The story of the presence of Poles in Iran goes back to World War II. It was in early 1942 when Allied Forces announced they intended to take Polish troops along with women, children and the elderly to the Iranian port city of Anzali and pass them through Iran. Nevertheless, harsh winter closed in on them coupled with a shortage of foodstuffs in Iran at the time.
Still, Iran housed around 3,000 of them in several areas in the capital, Tehran. Despite Iranians’ hospitality, around 1937 Poles passed away due to cold, a shortage of medicines, typhus and cholera, and were laid to rest at Doolab cemetery in west Tehran.

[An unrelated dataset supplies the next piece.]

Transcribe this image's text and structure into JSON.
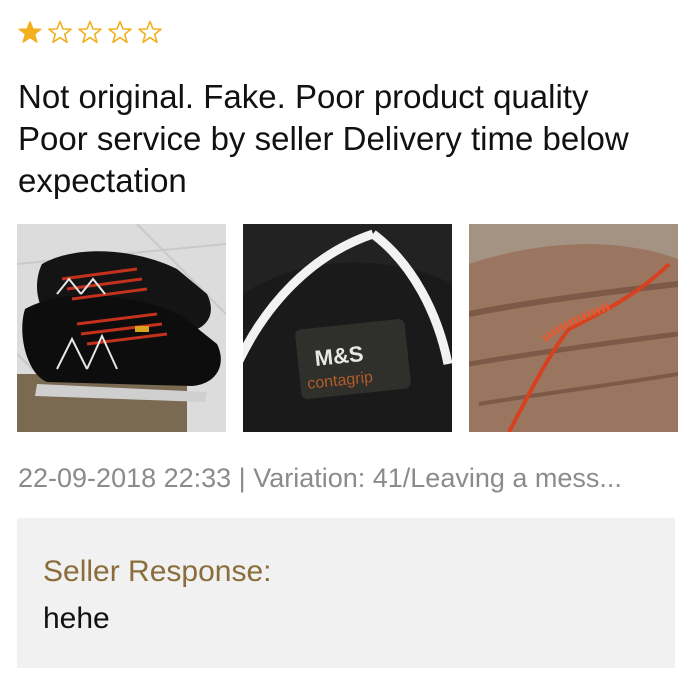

Of them, 409 were soldiers and the rest were civilians.
Eight-hundred of them were buried in Mashhad, Anzali Port, Khorramshahr, Ahvaz, Isfahan and Qazvin, 10 were laid to rest at the British Embassy’s cemetery and 56 were taken to their final resting places at the Jews’ cemetery in Tehran. The Doolab cemetery, which contains the cemeteries of Armenians, Poles, the French, Russians, Georgians, Assyrians and the Greek, was registered on the country’s list of national heritage sites on June 6, 2000.

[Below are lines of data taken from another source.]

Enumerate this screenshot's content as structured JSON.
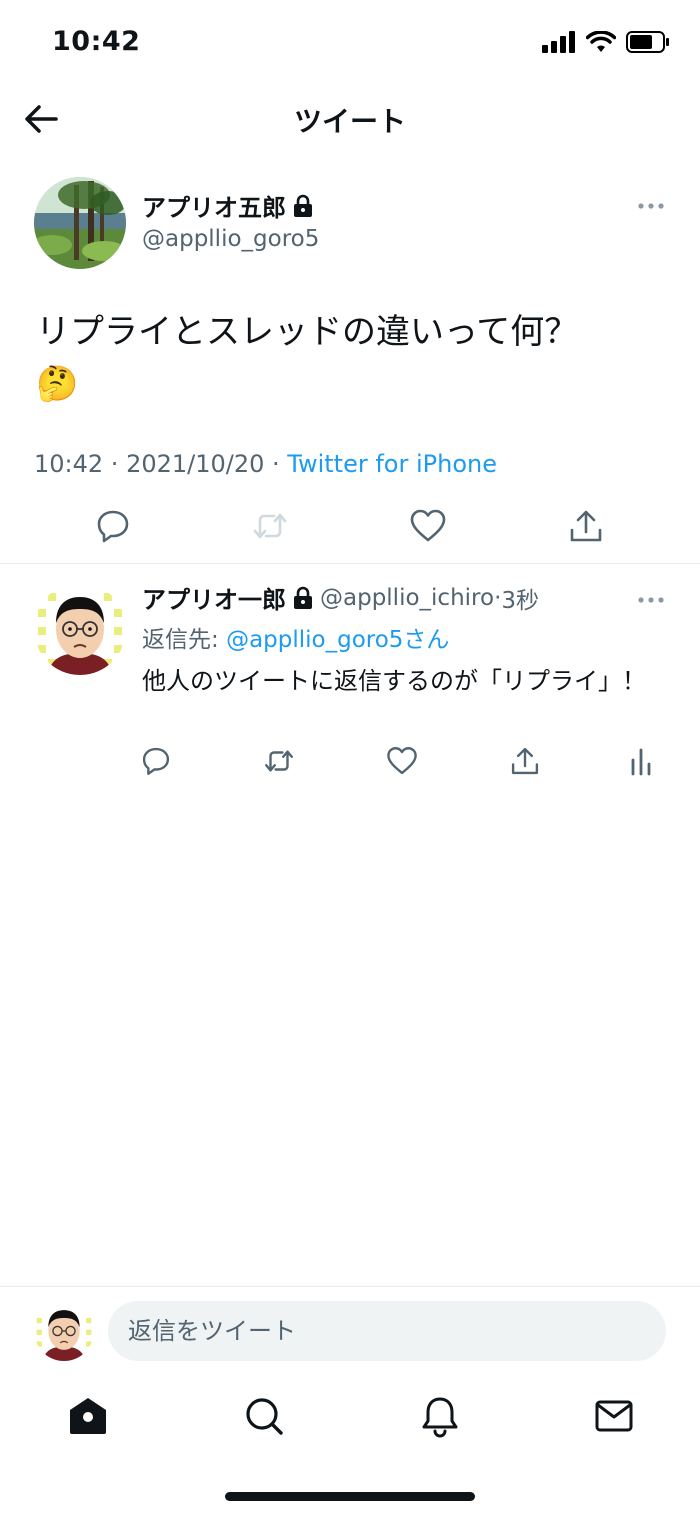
{
  "status_bar": {
    "time": "10:42"
  },
  "nav": {
    "title": "ツイート"
  },
  "main_tweet": {
    "author_name": "アプリオ五郎",
    "author_handle": "@appllio_goro5",
    "text": "リプライとスレッドの違いって何？",
    "emoji": "🤔",
    "time": "10:42",
    "date": "2021/10/20",
    "separator": " · ",
    "source": "Twitter for iPhone"
  },
  "reply": {
    "author_name": "アプリオ一郎",
    "author_handle": "@appllio_ichiro",
    "time_sep": " · ",
    "time_ago": "3秒",
    "reply_to_prefix": "返信先: ",
    "reply_to_mention": "@appllio_goro5さん",
    "text": "他人のツイートに返信するのが「リプライ」！"
  },
  "compose": {
    "placeholder": "返信をツイート"
  },
  "colors": {
    "accent": "#1d9bf0",
    "muted": "#536471",
    "text": "#0f1419"
  },
  "icons": [
    "back-arrow-icon",
    "lock-icon",
    "more-icon",
    "reply-icon",
    "retweet-icon",
    "like-icon",
    "share-icon",
    "analytics-icon",
    "home-icon",
    "search-icon",
    "notifications-icon",
    "messages-icon"
  ]
}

It was October 2017 when news spread that the tombstones of Poles at Doolab cemetery, which is a nationally registered historical site, had been destroyed and removed for renovation.
It came to light that some 2000 old gravestones had been removed during a plan to renovate and restore them, and it was not clear whether the tombstones had been destroyed or kept in a safe place. Comments by senior cultural heritage officials showed the renovation plan had been implemented without receiving the necessary permit from relevant authorities. That begged the question of who was responsible for pursuing the matter if the tombstones were intact and if there was a possibility of taking them out the country by the relevant embassy or some other individuals.
At the end, the Supreme Audit Court intervened in early 2018 and called on cultural heritage officials to take necessary action to keep the tombstones from being taken out of the country.
Customs officials were also notified, so that they would stop the historical gravestones from being taken out of the country.
Officials say the tombstones have apparently not been taken out of the country, yet. Some reports also suggest the historical gravestones have probably been returned to Tehran and are being renovated. Still, there has been no clear answer from authorities on the matter.